With pop philosopher Slavoj Zizek as the tour guide through cinema’s vast history, The Pervert’s Guide to Cinema examines our perverse relationship with cinema (not whatever dirty thoughts happened to cross your mind when you first saw the title) and the way it not only reflects our innermost fears and desires, but also shapes them. Attempting the difficult task of balancing scope with depth, Zizek analyzes nearly 40 films in 150 minutes, and while he casts a fairly wide net -- from David Lynch and Alfred Hitchcock to Duck Soup and The Matrix -- one gets the feeling that his picks were chosen for safe, concrete theorizing rather than for more interesting, complex debates. Fortunately, Zizek often brings more to the table than most other critics and theorists in regard to these perennial favorites, so the lack of surprise in the films chosen is more than made up for by his grandiose musing over their psychosexual tensions and philosophical underpinnings.
For a relatively lengthy documentary with simply a narrator and film clips, director Sophie Fiennes gives the film enough style and verve to keep things fresh, placing Zizek within an identical set of the film scene he’s currently discussing. The effect is occasionally corny, yet the duality created by Zizek literally injecting himself into the film’s frame is so perfectly in line with his rants about the viewer’s relationship to cinema and the potential embodiment in cinematic form that it becomes a natural part of the film’s style. The illustrative nature of this technique highlights the effectiveness of the discussed films' formal qualities, from the cinematography to the mise-en-scene, as well as mirrors Zizek’s own intensity for and investment in the subject matter.
At the center of the film, with his voice present in nearly every second, Zizek’s impassioned arguments and undying love of film is both addicting and invigorating. Even when revisiting clips that we’ve all seen a thousand times before, be it the flower girl finally seeing Chaplin at the end of City Lights or Neo choosing between the red pill or the blue pill in The Matrix, Zizek’s commentary always strives for depth and clarity in equal doses. Overall, however, the film is a bit too scatterbrained to hold together as a cohesive, grand statement about cinema, and although it is mercifully divided into three parts (one on psychoanalysis, the second on fantasy and sexual relationships, and the third on appearances and illusion), Zizek’s excitement too often leads him on tangents that take him away from interesting interpretations before they are fully-formed and crystallized. There is indeed something charming about the stream-of-consciousness ramblings -- as if he has so much to say that he can’t help but follow every thread of thought as it pops in his mind -- but this style is also what prevents the film from becoming truly special.

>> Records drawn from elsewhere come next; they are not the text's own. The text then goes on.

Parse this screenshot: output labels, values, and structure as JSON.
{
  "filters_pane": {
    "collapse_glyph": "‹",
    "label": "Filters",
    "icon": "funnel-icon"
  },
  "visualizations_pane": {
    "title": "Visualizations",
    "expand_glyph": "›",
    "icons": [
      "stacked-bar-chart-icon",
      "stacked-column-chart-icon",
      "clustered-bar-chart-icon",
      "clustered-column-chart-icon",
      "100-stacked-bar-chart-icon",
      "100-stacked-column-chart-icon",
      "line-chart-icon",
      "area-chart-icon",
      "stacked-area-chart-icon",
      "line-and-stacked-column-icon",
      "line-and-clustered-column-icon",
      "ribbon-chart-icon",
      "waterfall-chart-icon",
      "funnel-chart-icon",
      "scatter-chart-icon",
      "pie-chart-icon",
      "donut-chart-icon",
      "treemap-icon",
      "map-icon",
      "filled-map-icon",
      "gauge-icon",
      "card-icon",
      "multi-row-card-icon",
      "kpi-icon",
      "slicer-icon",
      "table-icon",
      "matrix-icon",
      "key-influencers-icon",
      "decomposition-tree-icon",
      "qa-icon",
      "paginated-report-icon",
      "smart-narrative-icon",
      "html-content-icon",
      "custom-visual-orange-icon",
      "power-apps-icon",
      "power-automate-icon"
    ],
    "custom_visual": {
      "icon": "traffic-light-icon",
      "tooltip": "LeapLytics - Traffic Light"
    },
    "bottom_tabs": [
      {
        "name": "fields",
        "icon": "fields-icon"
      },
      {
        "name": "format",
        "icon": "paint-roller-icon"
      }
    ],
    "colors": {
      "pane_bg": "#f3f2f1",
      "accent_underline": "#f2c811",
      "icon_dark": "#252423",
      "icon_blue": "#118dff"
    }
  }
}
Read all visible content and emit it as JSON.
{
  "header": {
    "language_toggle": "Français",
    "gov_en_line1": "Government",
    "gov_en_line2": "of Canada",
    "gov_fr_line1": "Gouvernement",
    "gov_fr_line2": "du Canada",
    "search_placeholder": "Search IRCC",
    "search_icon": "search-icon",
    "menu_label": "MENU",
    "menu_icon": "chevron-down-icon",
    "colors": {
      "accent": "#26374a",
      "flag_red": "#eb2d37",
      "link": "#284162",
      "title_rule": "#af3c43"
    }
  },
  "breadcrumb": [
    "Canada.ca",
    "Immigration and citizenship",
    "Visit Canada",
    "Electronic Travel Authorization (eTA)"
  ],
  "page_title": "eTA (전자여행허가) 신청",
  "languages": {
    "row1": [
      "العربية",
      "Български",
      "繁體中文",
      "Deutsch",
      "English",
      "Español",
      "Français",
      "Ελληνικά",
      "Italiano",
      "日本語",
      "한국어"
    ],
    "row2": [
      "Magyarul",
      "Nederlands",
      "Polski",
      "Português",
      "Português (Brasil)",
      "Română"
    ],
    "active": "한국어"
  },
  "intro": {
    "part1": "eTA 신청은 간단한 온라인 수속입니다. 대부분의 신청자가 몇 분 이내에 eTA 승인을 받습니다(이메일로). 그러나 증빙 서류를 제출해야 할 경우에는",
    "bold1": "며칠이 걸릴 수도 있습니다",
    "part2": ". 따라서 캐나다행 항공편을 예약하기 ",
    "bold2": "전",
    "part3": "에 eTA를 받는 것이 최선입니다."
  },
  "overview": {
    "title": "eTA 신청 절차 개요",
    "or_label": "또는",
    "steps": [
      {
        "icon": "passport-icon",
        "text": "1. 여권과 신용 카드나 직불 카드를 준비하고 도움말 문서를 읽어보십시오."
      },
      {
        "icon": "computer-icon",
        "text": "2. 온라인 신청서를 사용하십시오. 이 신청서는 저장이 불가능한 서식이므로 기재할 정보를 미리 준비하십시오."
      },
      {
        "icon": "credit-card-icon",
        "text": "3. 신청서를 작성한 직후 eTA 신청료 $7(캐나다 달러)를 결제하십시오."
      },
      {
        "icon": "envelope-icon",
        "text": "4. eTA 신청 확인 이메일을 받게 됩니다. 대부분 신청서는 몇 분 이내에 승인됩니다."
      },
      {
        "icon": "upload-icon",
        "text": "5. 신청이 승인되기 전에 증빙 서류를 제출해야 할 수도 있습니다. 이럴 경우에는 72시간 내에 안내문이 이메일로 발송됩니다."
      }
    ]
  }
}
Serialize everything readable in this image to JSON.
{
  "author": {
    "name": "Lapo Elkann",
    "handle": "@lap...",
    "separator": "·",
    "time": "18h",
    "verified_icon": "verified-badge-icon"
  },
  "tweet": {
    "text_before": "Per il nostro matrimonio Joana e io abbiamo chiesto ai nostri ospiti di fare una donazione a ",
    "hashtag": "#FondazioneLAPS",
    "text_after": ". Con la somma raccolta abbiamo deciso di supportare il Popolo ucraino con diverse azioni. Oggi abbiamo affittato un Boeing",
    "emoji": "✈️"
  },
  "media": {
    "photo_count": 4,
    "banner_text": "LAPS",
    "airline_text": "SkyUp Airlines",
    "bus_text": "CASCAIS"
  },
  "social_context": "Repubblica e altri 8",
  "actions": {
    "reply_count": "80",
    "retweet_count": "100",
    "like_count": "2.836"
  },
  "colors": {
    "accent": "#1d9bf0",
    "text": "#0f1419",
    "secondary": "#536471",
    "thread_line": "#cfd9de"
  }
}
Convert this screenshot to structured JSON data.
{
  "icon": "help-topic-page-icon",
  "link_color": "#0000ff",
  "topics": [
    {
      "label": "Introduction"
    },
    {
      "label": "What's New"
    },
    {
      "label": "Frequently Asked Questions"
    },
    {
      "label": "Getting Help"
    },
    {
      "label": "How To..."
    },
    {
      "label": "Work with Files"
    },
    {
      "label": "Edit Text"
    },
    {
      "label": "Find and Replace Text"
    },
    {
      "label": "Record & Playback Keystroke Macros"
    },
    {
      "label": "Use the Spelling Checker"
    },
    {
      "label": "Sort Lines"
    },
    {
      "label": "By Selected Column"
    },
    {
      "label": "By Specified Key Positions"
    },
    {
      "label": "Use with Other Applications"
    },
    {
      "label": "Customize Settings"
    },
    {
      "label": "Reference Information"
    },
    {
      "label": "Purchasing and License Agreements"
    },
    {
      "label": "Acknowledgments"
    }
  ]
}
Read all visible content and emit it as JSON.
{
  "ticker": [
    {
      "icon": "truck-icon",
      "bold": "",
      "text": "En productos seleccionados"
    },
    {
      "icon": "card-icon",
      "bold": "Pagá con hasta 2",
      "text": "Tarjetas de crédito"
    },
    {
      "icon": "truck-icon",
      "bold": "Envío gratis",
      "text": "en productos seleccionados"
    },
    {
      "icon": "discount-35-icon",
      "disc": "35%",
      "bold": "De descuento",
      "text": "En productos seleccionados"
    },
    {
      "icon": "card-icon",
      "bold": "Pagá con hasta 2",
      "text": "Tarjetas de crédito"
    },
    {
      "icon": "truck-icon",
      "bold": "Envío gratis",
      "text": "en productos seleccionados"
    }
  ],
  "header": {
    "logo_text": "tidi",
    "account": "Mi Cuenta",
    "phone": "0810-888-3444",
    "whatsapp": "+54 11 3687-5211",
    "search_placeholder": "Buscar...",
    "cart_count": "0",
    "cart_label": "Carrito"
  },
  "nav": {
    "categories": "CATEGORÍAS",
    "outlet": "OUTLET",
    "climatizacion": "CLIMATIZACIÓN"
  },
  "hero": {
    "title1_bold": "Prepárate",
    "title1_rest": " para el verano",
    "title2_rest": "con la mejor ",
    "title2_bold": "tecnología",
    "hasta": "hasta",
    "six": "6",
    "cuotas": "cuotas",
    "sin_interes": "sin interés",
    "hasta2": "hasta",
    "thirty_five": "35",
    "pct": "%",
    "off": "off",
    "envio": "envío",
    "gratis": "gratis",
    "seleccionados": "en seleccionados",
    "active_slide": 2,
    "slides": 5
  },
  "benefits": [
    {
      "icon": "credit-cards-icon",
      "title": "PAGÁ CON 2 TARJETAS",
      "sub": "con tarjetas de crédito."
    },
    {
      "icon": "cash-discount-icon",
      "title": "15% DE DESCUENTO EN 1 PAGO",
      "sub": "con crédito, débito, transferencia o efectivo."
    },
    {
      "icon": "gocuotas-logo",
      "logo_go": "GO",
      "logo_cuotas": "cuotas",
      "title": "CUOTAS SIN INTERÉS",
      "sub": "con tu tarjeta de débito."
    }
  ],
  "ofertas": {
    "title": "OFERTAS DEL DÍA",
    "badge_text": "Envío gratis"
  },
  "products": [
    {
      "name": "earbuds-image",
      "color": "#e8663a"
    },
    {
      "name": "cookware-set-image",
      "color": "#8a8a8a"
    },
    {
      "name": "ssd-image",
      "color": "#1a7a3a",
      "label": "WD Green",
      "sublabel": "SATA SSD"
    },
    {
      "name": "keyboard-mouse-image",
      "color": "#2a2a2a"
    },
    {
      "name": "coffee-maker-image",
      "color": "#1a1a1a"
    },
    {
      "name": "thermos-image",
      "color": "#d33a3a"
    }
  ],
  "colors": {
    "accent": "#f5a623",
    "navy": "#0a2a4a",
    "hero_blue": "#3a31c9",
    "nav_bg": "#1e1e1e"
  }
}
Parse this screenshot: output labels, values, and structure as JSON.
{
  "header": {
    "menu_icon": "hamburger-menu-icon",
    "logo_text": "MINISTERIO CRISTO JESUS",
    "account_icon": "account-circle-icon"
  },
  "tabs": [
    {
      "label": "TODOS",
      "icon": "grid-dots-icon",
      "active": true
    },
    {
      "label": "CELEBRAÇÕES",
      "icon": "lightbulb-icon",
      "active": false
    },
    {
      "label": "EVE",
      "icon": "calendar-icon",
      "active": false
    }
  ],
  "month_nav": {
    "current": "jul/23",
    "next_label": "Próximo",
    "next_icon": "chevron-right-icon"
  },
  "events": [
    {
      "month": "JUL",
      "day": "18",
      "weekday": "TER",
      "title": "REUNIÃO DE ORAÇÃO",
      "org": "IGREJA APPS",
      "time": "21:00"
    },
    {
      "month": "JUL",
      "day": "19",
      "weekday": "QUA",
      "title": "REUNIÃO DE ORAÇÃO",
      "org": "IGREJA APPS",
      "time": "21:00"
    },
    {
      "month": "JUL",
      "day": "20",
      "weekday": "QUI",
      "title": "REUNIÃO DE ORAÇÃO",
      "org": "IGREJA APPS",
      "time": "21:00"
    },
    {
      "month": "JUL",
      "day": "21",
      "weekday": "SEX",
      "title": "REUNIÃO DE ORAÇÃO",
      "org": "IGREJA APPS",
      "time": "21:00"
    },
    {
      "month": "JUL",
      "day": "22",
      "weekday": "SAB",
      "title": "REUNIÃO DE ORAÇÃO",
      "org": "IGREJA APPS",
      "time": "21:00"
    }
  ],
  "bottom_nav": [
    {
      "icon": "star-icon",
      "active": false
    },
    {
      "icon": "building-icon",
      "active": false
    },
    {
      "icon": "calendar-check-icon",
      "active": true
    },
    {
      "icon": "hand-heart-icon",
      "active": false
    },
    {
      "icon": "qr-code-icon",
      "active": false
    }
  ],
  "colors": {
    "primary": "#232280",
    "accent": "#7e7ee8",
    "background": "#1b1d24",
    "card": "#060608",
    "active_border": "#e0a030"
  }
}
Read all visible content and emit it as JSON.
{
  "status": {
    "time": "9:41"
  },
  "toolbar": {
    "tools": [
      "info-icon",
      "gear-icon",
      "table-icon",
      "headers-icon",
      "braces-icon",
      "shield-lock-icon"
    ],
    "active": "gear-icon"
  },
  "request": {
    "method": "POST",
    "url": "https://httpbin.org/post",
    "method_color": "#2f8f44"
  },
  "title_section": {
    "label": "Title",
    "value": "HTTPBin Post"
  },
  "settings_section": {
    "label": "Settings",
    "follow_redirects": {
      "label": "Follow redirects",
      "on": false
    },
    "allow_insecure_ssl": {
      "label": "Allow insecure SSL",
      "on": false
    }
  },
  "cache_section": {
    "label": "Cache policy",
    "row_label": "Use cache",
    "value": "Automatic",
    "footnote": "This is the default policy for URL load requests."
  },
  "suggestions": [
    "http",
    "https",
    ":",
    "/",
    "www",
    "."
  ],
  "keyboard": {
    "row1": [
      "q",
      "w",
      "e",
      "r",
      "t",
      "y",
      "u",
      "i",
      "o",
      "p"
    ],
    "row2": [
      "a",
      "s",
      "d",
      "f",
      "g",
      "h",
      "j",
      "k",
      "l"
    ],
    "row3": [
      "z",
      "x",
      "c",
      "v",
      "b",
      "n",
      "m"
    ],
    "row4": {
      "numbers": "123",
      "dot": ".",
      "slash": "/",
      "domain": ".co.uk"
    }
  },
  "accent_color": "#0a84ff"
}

A good film to show to budding cinephiles? Yes, but in the end, The Pervert’s Guide to Cinema falls slightly short of the monumental thesis on cinema spectatorship for which it strives.